**Work instruction**. Give the total of lines holding the word "포트폴리오" in the records below, and nothing else.

**Records for processing**.
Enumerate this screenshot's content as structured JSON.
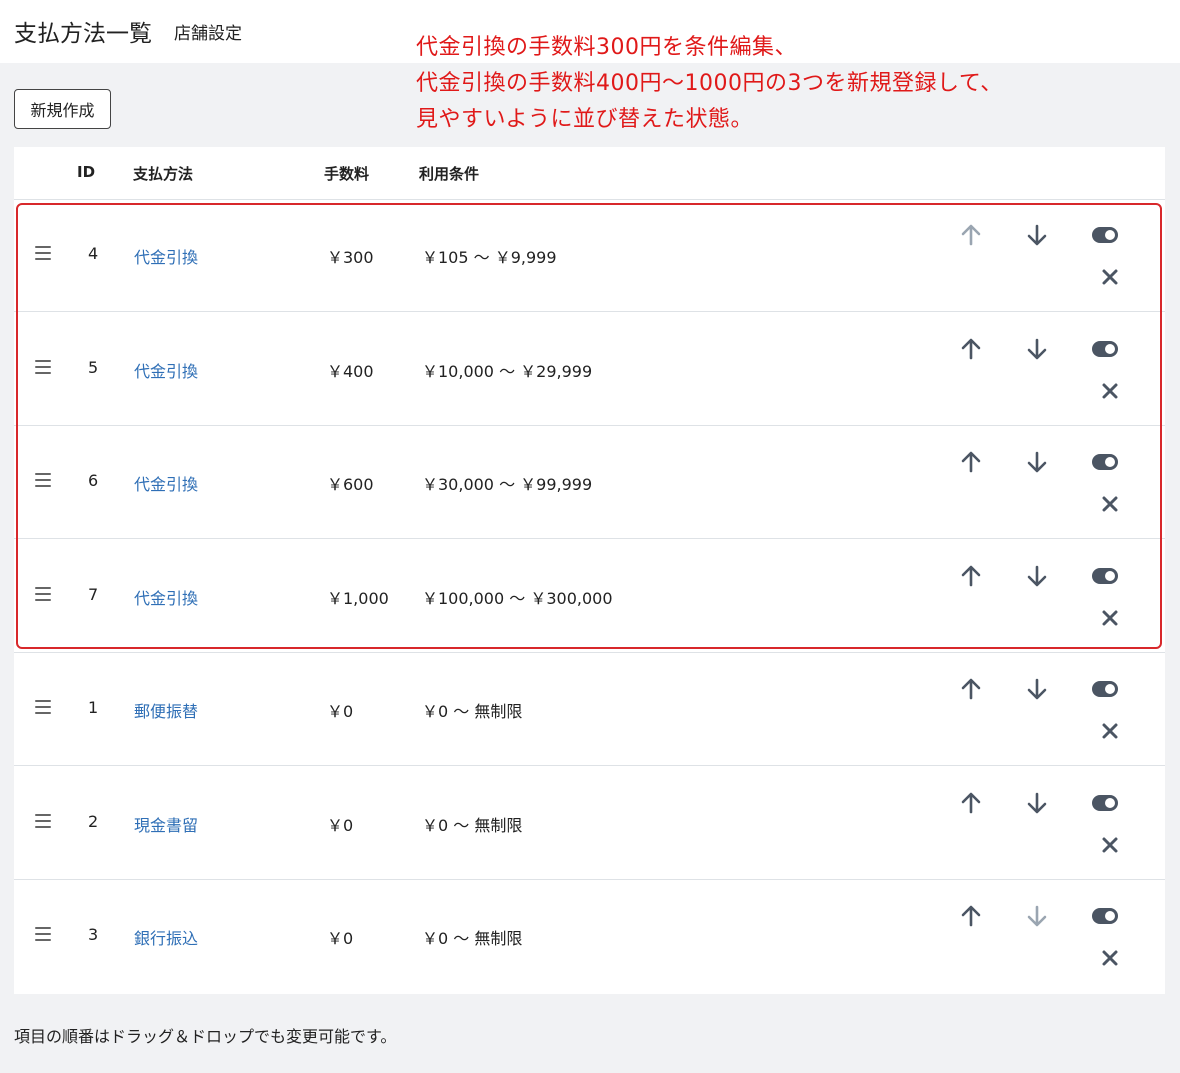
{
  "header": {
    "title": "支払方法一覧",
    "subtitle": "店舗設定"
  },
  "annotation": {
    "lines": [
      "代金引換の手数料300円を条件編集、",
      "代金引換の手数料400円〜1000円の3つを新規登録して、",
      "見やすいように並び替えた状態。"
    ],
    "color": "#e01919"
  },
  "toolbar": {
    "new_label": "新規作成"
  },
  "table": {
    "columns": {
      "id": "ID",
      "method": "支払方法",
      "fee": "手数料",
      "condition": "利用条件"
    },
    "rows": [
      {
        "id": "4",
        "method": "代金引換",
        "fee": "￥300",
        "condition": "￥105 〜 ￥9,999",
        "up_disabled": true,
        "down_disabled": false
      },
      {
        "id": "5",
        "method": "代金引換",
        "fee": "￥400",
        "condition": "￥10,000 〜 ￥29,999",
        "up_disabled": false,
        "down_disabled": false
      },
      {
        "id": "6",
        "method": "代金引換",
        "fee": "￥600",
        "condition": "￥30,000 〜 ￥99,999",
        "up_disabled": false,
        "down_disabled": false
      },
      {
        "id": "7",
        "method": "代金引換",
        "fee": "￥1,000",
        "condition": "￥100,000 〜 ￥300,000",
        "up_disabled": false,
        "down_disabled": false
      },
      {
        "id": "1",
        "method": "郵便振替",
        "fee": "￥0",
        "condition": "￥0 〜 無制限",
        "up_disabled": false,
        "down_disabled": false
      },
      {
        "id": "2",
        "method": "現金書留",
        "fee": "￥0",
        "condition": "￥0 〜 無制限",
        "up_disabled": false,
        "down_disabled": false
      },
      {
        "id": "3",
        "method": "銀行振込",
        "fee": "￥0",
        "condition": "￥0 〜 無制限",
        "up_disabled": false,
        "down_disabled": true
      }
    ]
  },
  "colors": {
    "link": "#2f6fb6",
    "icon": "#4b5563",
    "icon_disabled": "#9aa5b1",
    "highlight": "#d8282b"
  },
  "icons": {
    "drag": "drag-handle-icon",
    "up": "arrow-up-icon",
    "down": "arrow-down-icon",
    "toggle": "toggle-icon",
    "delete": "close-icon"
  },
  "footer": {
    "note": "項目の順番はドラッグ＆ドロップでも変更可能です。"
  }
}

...

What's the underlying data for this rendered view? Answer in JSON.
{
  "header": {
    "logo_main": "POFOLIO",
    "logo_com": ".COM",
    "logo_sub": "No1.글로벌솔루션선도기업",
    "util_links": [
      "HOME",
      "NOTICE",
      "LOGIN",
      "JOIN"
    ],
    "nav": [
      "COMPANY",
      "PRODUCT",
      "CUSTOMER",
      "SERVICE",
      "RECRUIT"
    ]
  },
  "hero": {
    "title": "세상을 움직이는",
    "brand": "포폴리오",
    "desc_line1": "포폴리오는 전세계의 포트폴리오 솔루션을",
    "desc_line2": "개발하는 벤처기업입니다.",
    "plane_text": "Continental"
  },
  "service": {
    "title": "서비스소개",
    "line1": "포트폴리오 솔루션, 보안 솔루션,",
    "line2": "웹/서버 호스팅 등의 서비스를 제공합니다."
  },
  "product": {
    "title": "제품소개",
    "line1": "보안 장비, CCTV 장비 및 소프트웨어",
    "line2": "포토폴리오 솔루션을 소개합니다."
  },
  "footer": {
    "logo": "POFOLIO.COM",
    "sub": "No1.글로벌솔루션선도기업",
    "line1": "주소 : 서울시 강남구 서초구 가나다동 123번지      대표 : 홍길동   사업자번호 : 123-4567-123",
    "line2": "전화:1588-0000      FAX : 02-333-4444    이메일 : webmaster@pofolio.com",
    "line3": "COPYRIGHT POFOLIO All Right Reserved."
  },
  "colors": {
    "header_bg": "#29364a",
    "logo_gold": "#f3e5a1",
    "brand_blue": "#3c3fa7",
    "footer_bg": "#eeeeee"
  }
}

**Exercise output**. 2